A criminal pleads insanity after getting into trouble again and once in the mental institution rebels against the oppressive nurse and rallies up the scared patients.

Milos Forman: From a bug bite in war-torn Czechoslovakia to the Cuckoo’s Nest

There is one thing every single actor, director, and movie person have in common; they were all bitten by this certain “bug.” This results in an insatiable itch to do whatever it takes to make it in the movie business.

As a researcher for Movies on My Mind, I spend many hours reading about movie makers and never fail to learn when and how they get bitten by this peculiar “bug.”

Milos Forman, bitten by the bug

This month’s movie is One Flew Over the Cuckoo’s Nest, and its director, Milos Forman, is my assignment. I knew I was making progress when I came across the very moment Forman knew he was going to dedicate his working life to the film industry. Continue reading Milos Forman: From a bug bite in war-torn Czechoslovakia to the Cuckoo’s Nest

Evil Nurse Ratched

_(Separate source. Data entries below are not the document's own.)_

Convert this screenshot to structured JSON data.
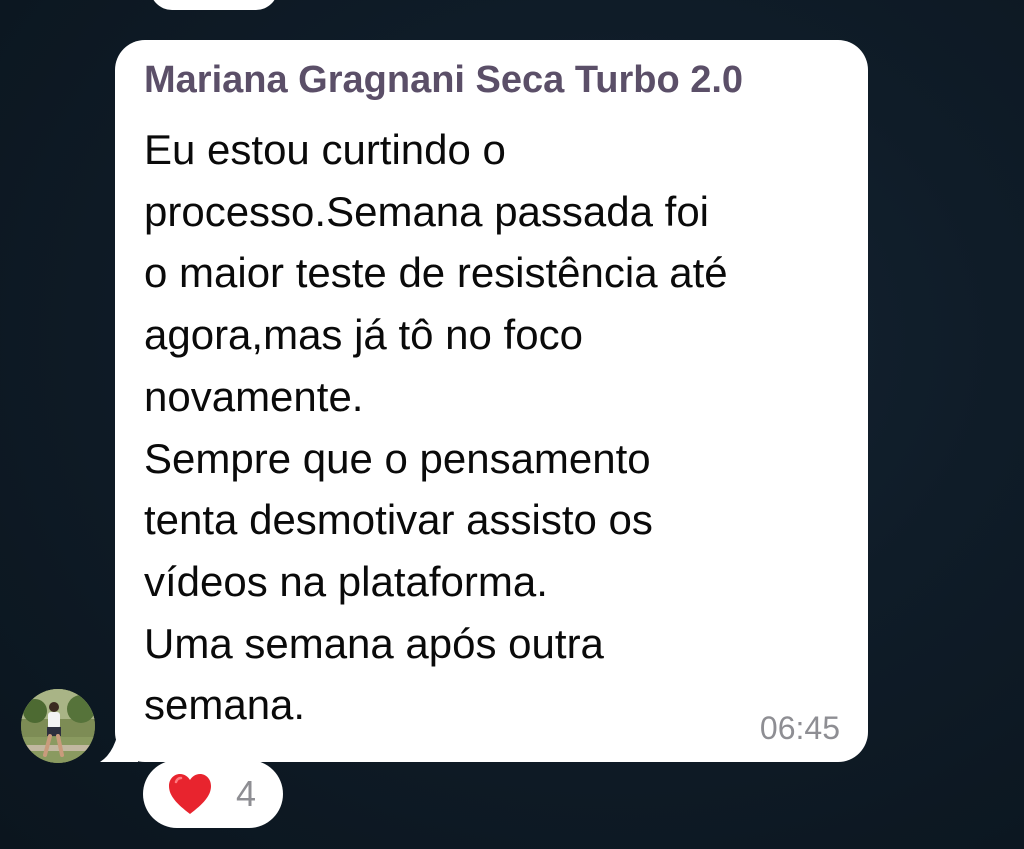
{
  "message": {
    "sender": "Mariana Gragnani Seca Turbo 2.0",
    "text": "Eu estou curtindo o\nprocesso.Semana passada foi\no maior teste de resistência até\nagora,mas já tô no foco\nnovamente.\nSempre que o pensamento\ntenta desmotivar assisto os\nvídeos na plataforma.\nUma semana após outra\nsemana.",
    "time": "06:45"
  },
  "reaction": {
    "icon": "heart-icon",
    "count": "4"
  },
  "colors": {
    "sender_name": "#5b4f68",
    "bubble": "#ffffff",
    "heart": "#e8242e"
  }
}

Let me just say this first—Jack Nicholson’s performance in One Flew Over the Cuckoo’s Nest is absolutely mesmerizing. His astonishing portrayal of R.P. McMurphy is a reason One Flew Over the Cuckoo’s Nest stays with you long afterwards.

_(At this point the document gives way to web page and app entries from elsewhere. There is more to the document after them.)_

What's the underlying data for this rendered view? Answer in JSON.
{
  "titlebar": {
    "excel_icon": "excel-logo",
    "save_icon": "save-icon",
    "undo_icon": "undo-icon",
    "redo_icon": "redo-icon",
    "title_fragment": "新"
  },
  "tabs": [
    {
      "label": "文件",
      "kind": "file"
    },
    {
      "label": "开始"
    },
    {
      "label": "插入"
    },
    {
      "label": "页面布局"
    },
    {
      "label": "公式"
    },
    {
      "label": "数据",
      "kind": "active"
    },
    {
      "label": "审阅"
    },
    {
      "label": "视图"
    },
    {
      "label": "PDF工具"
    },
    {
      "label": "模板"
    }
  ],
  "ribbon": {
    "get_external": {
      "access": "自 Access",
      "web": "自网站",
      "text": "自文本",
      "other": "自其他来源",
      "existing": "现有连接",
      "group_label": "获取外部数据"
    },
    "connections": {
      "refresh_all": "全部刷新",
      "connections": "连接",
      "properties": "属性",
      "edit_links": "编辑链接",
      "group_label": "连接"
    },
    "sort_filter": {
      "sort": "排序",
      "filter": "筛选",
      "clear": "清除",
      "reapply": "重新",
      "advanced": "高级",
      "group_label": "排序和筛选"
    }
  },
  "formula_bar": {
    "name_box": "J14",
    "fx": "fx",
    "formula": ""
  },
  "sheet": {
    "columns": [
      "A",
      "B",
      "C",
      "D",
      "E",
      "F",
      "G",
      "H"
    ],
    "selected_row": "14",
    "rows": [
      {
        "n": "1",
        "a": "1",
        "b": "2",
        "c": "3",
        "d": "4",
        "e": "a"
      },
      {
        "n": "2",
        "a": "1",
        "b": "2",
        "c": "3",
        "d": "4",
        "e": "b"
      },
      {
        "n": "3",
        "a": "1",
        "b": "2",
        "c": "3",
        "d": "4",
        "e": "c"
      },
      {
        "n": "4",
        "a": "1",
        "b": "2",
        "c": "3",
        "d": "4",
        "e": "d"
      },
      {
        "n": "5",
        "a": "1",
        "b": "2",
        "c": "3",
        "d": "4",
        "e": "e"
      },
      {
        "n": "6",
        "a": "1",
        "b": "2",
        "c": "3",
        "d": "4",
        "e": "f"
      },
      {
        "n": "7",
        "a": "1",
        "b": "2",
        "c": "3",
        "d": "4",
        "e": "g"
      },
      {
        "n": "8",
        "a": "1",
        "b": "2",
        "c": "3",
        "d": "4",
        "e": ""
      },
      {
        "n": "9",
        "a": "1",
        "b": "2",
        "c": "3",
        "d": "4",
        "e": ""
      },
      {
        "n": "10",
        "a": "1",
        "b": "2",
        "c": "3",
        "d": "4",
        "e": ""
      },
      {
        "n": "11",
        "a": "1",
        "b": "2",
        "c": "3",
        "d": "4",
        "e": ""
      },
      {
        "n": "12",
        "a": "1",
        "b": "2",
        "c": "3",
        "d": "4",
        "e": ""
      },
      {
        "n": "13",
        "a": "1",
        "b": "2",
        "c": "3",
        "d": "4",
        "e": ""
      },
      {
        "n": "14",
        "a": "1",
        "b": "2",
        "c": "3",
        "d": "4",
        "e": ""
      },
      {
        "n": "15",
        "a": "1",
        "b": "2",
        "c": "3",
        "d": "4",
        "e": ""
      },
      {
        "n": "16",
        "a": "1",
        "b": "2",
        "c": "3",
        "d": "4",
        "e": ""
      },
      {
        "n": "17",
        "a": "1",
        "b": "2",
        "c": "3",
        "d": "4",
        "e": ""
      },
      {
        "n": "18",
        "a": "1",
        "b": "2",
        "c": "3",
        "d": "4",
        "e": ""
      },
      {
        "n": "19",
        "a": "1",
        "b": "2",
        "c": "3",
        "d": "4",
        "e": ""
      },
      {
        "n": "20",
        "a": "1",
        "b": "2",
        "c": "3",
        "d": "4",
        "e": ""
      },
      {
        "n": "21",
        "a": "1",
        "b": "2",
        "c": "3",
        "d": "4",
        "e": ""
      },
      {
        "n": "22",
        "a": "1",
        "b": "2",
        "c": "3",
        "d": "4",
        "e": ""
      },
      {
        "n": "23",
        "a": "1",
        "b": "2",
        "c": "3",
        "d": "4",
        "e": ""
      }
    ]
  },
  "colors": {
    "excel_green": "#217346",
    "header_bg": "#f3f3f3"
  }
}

Nurse Ratched, the character that actress Louise Fletcher made bigger than the movie itself, is another reason this movie stays long in your mind. I knew Nurse Ratched Continue reading Evil Nurse Ratched

One Flew over the Cuckoo’s Nest and the Crimes of Insanity

Was the film a metaphor about society? . . . To which Forman replies, it was more ‘a metaphor for any kind of modern society today,’ as it revealed ‘how far has the power the right to crush an individual who is questioning the rules.’
—Gallagher, Dangerous Minds

Do we call them “crimes of insanity” when associating crimes involving illegal drug use and criminal behavior? Does anyone ever think about One Flew over the Cuckoo’s Nest (1975) and associate that movie with the American ’60s counterculture? Ken Kesey, author of the novel from which the movie was adapted (1963) , was a Stanford student and an acid-head during the days of Haight-Ashbury and Woodstock. Would knowing that change your perspective on what he communicated? . . . or why? Continue reading One Flew over the Cuckoo’s Nest and the Crimes of Insanity